New Delhi: Air pollution caused one in eight deaths in India last year, besides lowering the average life expectancy by 1.7 years, the Indian Council of Medical Research (ICMR) said in a report on Thursday. It said air pollution contributed more to the disease burden of Indians than consuming tobacco.
The first comprehensive estimates of deaths, disease burden and life expectancy reduction associated with air pollution across states were collated under the India State Level Disease Burden Initiative—a joint initiative of the ICMR, Public Health Foundation of India (PHFI) and Institute for Health Metrics and Evaluation (IHME), in collaboration with the health ministry. The findings have also been published in The Lancet Planetary Health.
About 77% of the populace is exposed to outdoor air pollution levels breaching the safe limit set by the National Ambient Air Quality Standards, said the report. North India recorded particularly high levels of pollutants.
In 2017, the mean ambient particulate matter PM2.5 annual exposure of 90 g/m3 was one of the highest in the world. The highest PM2.5 exposure level was in Delhi, followed by Uttar Pradesh, Bihar and Haryana. The report said 1.24 million deaths in India in 2017 were due to air pollution, which included 670,000 deaths due to outdoor particulate matter air pollution and 480,000 deaths due to household air pollution.
The average life expectancy in India would have been 1.7 years higher if air pollution levels were less than the minimal level causing health loss. The highest increase was in Rajasthan (2.5 years), Uttar Pradesh (2.2 years), and Haryana (2.1 years), it added.
“The upsurge in respiratory problems in the winter months with peak air pollution is well known, but what is now also becoming better understood is that air pollution is a year-round phenomenon particularly in north India which causes health impacts far beyond the seasonal rise of respiratory illnesses," said Randeep Guleria, director, All India Institute of Medical Sciences (AIIMS).

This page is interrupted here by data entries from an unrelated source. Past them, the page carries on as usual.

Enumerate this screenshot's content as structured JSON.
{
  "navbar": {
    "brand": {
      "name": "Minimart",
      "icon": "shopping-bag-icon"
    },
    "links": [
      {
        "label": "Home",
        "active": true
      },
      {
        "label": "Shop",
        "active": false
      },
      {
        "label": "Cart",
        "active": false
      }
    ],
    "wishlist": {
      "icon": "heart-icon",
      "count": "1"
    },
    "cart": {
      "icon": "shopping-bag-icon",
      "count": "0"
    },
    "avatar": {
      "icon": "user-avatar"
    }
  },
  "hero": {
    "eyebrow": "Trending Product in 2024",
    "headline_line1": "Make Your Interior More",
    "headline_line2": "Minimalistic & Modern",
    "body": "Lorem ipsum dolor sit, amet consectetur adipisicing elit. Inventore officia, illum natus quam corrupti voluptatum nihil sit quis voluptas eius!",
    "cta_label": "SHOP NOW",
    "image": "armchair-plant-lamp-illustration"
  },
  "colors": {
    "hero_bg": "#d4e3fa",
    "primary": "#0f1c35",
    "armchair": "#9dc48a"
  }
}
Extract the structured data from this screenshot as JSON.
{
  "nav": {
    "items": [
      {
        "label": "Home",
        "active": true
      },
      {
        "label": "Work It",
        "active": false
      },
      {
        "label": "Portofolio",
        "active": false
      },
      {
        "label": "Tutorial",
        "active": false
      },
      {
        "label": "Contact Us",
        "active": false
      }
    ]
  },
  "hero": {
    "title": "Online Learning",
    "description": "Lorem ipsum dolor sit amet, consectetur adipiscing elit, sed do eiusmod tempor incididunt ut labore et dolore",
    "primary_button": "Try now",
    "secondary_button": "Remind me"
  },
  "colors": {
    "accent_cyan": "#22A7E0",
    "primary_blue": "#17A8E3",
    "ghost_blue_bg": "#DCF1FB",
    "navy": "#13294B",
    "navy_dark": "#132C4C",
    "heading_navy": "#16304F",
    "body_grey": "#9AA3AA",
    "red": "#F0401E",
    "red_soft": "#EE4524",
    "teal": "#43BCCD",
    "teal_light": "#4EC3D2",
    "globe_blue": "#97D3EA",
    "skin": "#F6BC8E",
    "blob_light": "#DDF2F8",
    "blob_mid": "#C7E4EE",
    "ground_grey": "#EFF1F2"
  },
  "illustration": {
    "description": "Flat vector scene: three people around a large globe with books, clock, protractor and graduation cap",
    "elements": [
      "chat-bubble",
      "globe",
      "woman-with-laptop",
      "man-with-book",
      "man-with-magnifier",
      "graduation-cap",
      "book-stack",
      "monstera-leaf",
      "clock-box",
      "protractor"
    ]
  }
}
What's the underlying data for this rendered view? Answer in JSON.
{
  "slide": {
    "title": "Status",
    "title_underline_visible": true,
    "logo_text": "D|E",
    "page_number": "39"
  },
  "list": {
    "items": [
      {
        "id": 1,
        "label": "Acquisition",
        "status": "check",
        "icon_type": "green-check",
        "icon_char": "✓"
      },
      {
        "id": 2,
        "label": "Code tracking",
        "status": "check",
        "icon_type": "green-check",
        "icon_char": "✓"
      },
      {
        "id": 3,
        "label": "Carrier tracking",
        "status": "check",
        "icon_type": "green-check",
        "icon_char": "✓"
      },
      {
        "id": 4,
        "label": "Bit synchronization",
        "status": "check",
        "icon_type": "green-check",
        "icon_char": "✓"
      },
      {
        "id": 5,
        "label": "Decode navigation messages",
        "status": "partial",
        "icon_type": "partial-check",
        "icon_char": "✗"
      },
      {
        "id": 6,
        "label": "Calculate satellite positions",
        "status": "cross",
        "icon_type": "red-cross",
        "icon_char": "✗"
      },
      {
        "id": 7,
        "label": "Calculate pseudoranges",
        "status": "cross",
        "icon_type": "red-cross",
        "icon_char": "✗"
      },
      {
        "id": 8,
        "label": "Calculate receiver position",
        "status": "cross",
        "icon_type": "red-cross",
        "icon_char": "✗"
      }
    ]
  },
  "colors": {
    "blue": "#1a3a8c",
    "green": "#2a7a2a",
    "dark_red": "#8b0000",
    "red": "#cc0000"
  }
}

“Air pollution is now the leading risk factor for chronic obstructive lung disease in India, and a major contributor to pneumonia and lung cancer. With 18% of the global population, India suffered 26% of premature mortality and health loss attributable to air pollution globally."
The report also said that over half of deaths due to air pollution claimed people below 70 years. Air pollution now contributes more to the disease burden in India than tobacco use, primarily by causing lower respiratory infections, chronic obstructive lung disease, heart attacks, stroke, diabetes, and lung cancer.
“We are undertaking a number of initiatives for experts to convene in order to develop strategies that would increase awareness among communities on what each one of us could do to reduce the adverse impact of air pollution on health, which would benefit from the state-specific findings reported by this study," said S. Venkatesh, director general of health services.